You may not know that in certain circumstances, you may be able to claim part or all of the legal fees that you have paid in the context of your family matter (within or outside of a court action) as a tax deduction on your tax return. But not all legal fees: only those incurred with respect to the enforcement or establishment of child and/or spousal support.
In all cases, you must be the recipient of child or spousal support. If you are the payor, even if you were successful in defending, reducing or terminating your support obligations, you will not be able to claim a tax deduction for the legal fees paid to achieve that result.
In summary, a recipient can claim a tax deduction for the legal fees incurred to:
- Collect late support payments
- Establish the amount of support payments from their current or former spouse or common-law partner
- Establish the amount of support payments from the legal parent of their child (who is not their current or former spouse or common-law partner) where the support is payable under the terms of a court order
- Try to get an increase in support payments.
If you were required to bring your matter before the family court and, having been successful, the court forces your ex-partner to reimburse some of the legal fees that you have incurred (called "costs"), then the amount of legal fees you can deduct from your taxes will be reduced accordingly. To be able to claim those legal fees, you will normally be required by Canada revenue agency to present a letter from your lawyer confirming the portion of the legal fees you have paid relating to the support order or agreement.

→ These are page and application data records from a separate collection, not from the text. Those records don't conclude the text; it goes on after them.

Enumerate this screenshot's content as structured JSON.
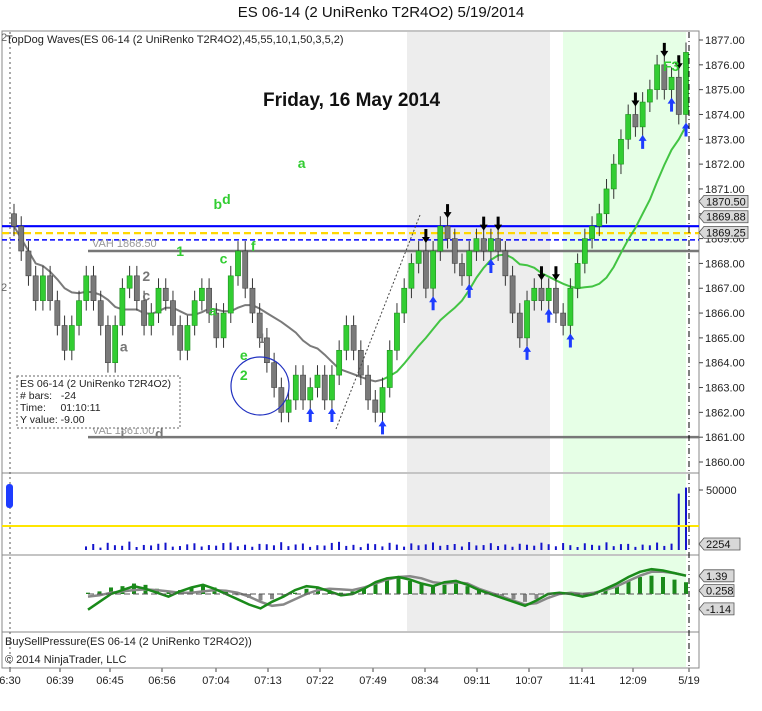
{
  "window": {
    "title": "ES 06-14 (2 UniRenko T2R4O2)  5/19/2014"
  },
  "indicator_label": "TopDog Waves(ES 06-14 (2 UniRenko T2R4O2),45,55,10,1,50,3,5,2)",
  "date_heading": "Friday, 16 May 2014",
  "bsp_label": "BuySellPressure(ES 06-14 (2 UniRenko T2R4O2))",
  "copyright": "© 2014 NinjaTrader, LLC",
  "data_box": {
    "line1": "ES 06-14 (2 UniRenko T2R4O2)",
    "line2": "# bars:   -24",
    "line3": "Time:     01:10:11",
    "line4": "Y value: -9.00"
  },
  "level_labels": {
    "vah": "VAH 1868.50",
    "val": "VAL 1861.00"
  },
  "edge_markers": {
    "top": "2",
    "mid": "2"
  },
  "corner_label": "F3",
  "colors": {
    "up_bar": "#32cd32",
    "down_bar": "#7a7a7a",
    "signal_arrow": "#1e3cff",
    "price_line": "#0000ff",
    "yellow_line": "#ffd700",
    "ma_green": "#43c443",
    "ma_gray": "#7a7a7a",
    "volume": "#1414cc",
    "highlight_bg": "#e6ffe6",
    "gray_bg": "#ededed"
  },
  "chart_data": [
    {
      "type": "line",
      "name": "price",
      "y_ticks": [
        "1877.00",
        "1876.00",
        "1875.00",
        "1874.00",
        "1873.00",
        "1872.00",
        "1871.00",
        "1870.00",
        "1869.00",
        "1868.00",
        "1867.00",
        "1866.00",
        "1865.00",
        "1864.00",
        "1863.00",
        "1862.00",
        "1861.00",
        "1860.00"
      ],
      "ylim": [
        1859.6,
        1877.4
      ],
      "x_ticks": [
        "6:30",
        "06:39",
        "06:45",
        "06:56",
        "07:04",
        "07:13",
        "07:22",
        "07:49",
        "08:34",
        "09:11",
        "10:07",
        "11:41",
        "12:09",
        "5/19"
      ],
      "price_flags": [
        {
          "label": "1870.50",
          "value": 1870.5,
          "style": "gray"
        },
        {
          "label": "1869.88",
          "value": 1869.88,
          "style": "gray"
        },
        {
          "label": "1869.25",
          "value": 1869.25,
          "style": "gray"
        }
      ],
      "levels": [
        {
          "name": "blue-line",
          "value": 1869.5
        },
        {
          "name": "yellow-dashed",
          "value": 1869.22
        },
        {
          "name": "blue-dashed",
          "value": 1868.95
        },
        {
          "name": "vah-line",
          "value": 1868.5
        },
        {
          "name": "val-line",
          "value": 1861.0
        }
      ],
      "close_series": [
        1869.5,
        1868.5,
        1867.5,
        1866.5,
        1867.5,
        1866.5,
        1865.5,
        1864.5,
        1865.5,
        1866.5,
        1867.5,
        1866.5,
        1865.5,
        1864.0,
        1865.5,
        1867.0,
        1867.5,
        1866.5,
        1865.5,
        1866.0,
        1867.0,
        1866.5,
        1865.5,
        1864.5,
        1865.5,
        1866.5,
        1867.0,
        1866.0,
        1865.0,
        1866.0,
        1867.5,
        1868.5,
        1867.0,
        1866.0,
        1865.0,
        1864.0,
        1863.0,
        1862.0,
        1862.5,
        1863.5,
        1862.5,
        1863.0,
        1863.5,
        1862.5,
        1863.5,
        1864.5,
        1865.5,
        1864.5,
        1863.5,
        1862.5,
        1862.0,
        1863.0,
        1864.5,
        1866.0,
        1867.0,
        1868.0,
        1868.5,
        1867.0,
        1868.5,
        1869.5,
        1869.0,
        1868.0,
        1867.5,
        1868.5,
        1869.0,
        1868.5,
        1869.0,
        1868.5,
        1867.5,
        1866.0,
        1865.0,
        1866.5,
        1867.0,
        1866.5,
        1867.0,
        1866.0,
        1865.5,
        1867.0,
        1868.0,
        1869.0,
        1869.5,
        1870.0,
        1871.0,
        1872.0,
        1873.0,
        1874.0,
        1873.5,
        1874.5,
        1875.0,
        1876.0,
        1875.0,
        1875.5,
        1874.0,
        1876.5
      ],
      "annotations": [
        {
          "text": "a",
          "x_index": 15.2,
          "value": 1864.45,
          "color": "#777777"
        },
        {
          "text": "b",
          "x_index": 17.5,
          "value": 1861.55,
          "color": "#777777"
        },
        {
          "text": "i",
          "x_index": 15.0,
          "value": 1860.95,
          "color": "#777777"
        },
        {
          "text": "2",
          "x_index": 18.3,
          "value": 1867.3,
          "color": "#777777"
        },
        {
          "text": "c",
          "x_index": 18.3,
          "value": 1866.5,
          "color": "#777777"
        },
        {
          "text": "d",
          "x_index": 20.1,
          "value": 1860.95,
          "color": "#777777"
        },
        {
          "text": "1",
          "x_index": 23.0,
          "value": 1868.3,
          "color": "#32cd32"
        },
        {
          "text": "b",
          "x_index": 28.2,
          "value": 1870.2,
          "color": "#32cd32"
        },
        {
          "text": "d",
          "x_index": 29.4,
          "value": 1870.4,
          "color": "#32cd32"
        },
        {
          "text": "c",
          "x_index": 29.0,
          "value": 1868.0,
          "color": "#32cd32"
        },
        {
          "text": "a",
          "x_index": 27.5,
          "value": 1865.9,
          "color": "#32cd32"
        },
        {
          "text": "f",
          "x_index": 33.1,
          "value": 1868.5,
          "color": "#32cd32"
        },
        {
          "text": "e",
          "x_index": 31.8,
          "value": 1864.1,
          "color": "#32cd32"
        },
        {
          "text": "2",
          "x_index": 31.8,
          "value": 1863.3,
          "color": "#32cd32"
        },
        {
          "text": "1",
          "x_index": 34.3,
          "value": 1864.8,
          "color": "#777777"
        },
        {
          "text": "a",
          "x_index": 39.8,
          "value": 1871.85,
          "color": "#32cd32"
        }
      ]
    },
    {
      "type": "bar",
      "name": "volume",
      "y_ticks": [
        "50000"
      ],
      "price_flags": [
        {
          "label": "2254",
          "value": 2254,
          "style": "gray"
        }
      ],
      "levels": [
        {
          "name": "volume-average-line",
          "value": 25000
        }
      ],
      "values": [
        3000,
        5000,
        2000,
        6000,
        4000,
        3500,
        7000,
        2500,
        4200,
        3800,
        5200,
        6100,
        2800,
        3300,
        4700,
        5600,
        2900,
        4100,
        3600,
        5800,
        6200,
        3100,
        4400,
        2700,
        5100,
        4800,
        3900,
        6500,
        3200,
        4600,
        5400,
        2600,
        4000,
        3700,
        5900,
        6800,
        3400,
        4300,
        2400,
        5300,
        4900,
        3000,
        6000,
        4500,
        2800,
        5500,
        3900,
        4700,
        6300,
        3500,
        4200,
        5000,
        2900,
        6600,
        3800,
        4100,
        5700,
        3300,
        4600,
        2700,
        5200,
        4400,
        3600,
        6100,
        4800,
        3100,
        5800,
        4000,
        2500,
        5600,
        4300,
        3700,
        6400,
        3200,
        4900,
        5100,
        2600,
        4500,
        3900,
        6200,
        3400,
        5300,
        47000,
        52000
      ]
    },
    {
      "type": "line",
      "name": "oscillator",
      "price_flags": [
        {
          "label": "1.39",
          "value": 1.39,
          "style": "gray"
        },
        {
          "label": "0.258",
          "value": 0.258,
          "style": "gray"
        },
        {
          "label": "-1.14",
          "value": -1.14,
          "style": "gray"
        }
      ],
      "ylim": [
        -2.6,
        2.6
      ],
      "fast_values": [
        -1.2,
        -0.6,
        0.0,
        0.3,
        0.6,
        0.4,
        0.1,
        -0.2,
        0.2,
        0.5,
        0.7,
        0.4,
        0.0,
        -0.4,
        -0.8,
        -1.1,
        -0.6,
        -0.2,
        0.3,
        0.6,
        0.5,
        0.2,
        -0.1,
        0.0,
        0.4,
        0.9,
        1.2,
        1.3,
        1.1,
        0.8,
        0.6,
        0.9,
        1.0,
        0.7,
        0.3,
        0.0,
        -0.3,
        -0.6,
        -0.9,
        -0.5,
        0.0,
        0.1,
        0.0,
        -0.2,
        0.0,
        0.4,
        0.8,
        1.3,
        1.7,
        1.9,
        1.8,
        1.6,
        1.4
      ],
      "slow_values": [
        -0.2,
        -0.1,
        0.1,
        0.2,
        0.3,
        0.35,
        0.3,
        0.2,
        0.1,
        0.1,
        0.2,
        0.3,
        0.25,
        0.1,
        -0.2,
        -0.6,
        -0.9,
        -0.8,
        -0.4,
        0.0,
        0.3,
        0.4,
        0.35,
        0.3,
        0.5,
        0.8,
        1.1,
        1.3,
        1.35,
        1.2,
        0.9,
        0.8,
        0.9,
        0.8,
        0.4,
        0.1,
        -0.2,
        -0.5,
        -0.8,
        -0.7,
        -0.3,
        0.0,
        0.1,
        0.0,
        0.1,
        0.3,
        0.6,
        1.0,
        1.4,
        1.7,
        1.7,
        1.6,
        1.4
      ],
      "histogram": [
        0.1,
        0.2,
        0.5,
        0.6,
        0.8,
        0.7,
        0.4,
        0.2,
        0.3,
        0.5,
        0.7,
        0.5,
        0.2,
        -0.1,
        -0.3,
        -0.5,
        -0.4,
        -0.2,
        0.1,
        0.4,
        0.5,
        0.3,
        0.1,
        0.2,
        0.5,
        0.9,
        1.1,
        1.2,
        1.0,
        0.8,
        0.6,
        0.7,
        0.8,
        0.6,
        0.3,
        0.0,
        -0.2,
        -0.4,
        -0.6,
        -0.4,
        -0.1,
        0.0,
        0.0,
        -0.1,
        0.1,
        0.3,
        0.6,
        1.0,
        1.3,
        1.4,
        1.3,
        1.1,
        0.9
      ]
    }
  ]
}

At ALT Divorce, we routinely provide in February of each year tax letters to all clients who incurred legal fees for the purpose of establishing, increasing or collecting support. If for whatever reason you have not received yours, do not hesitate to communicate with us.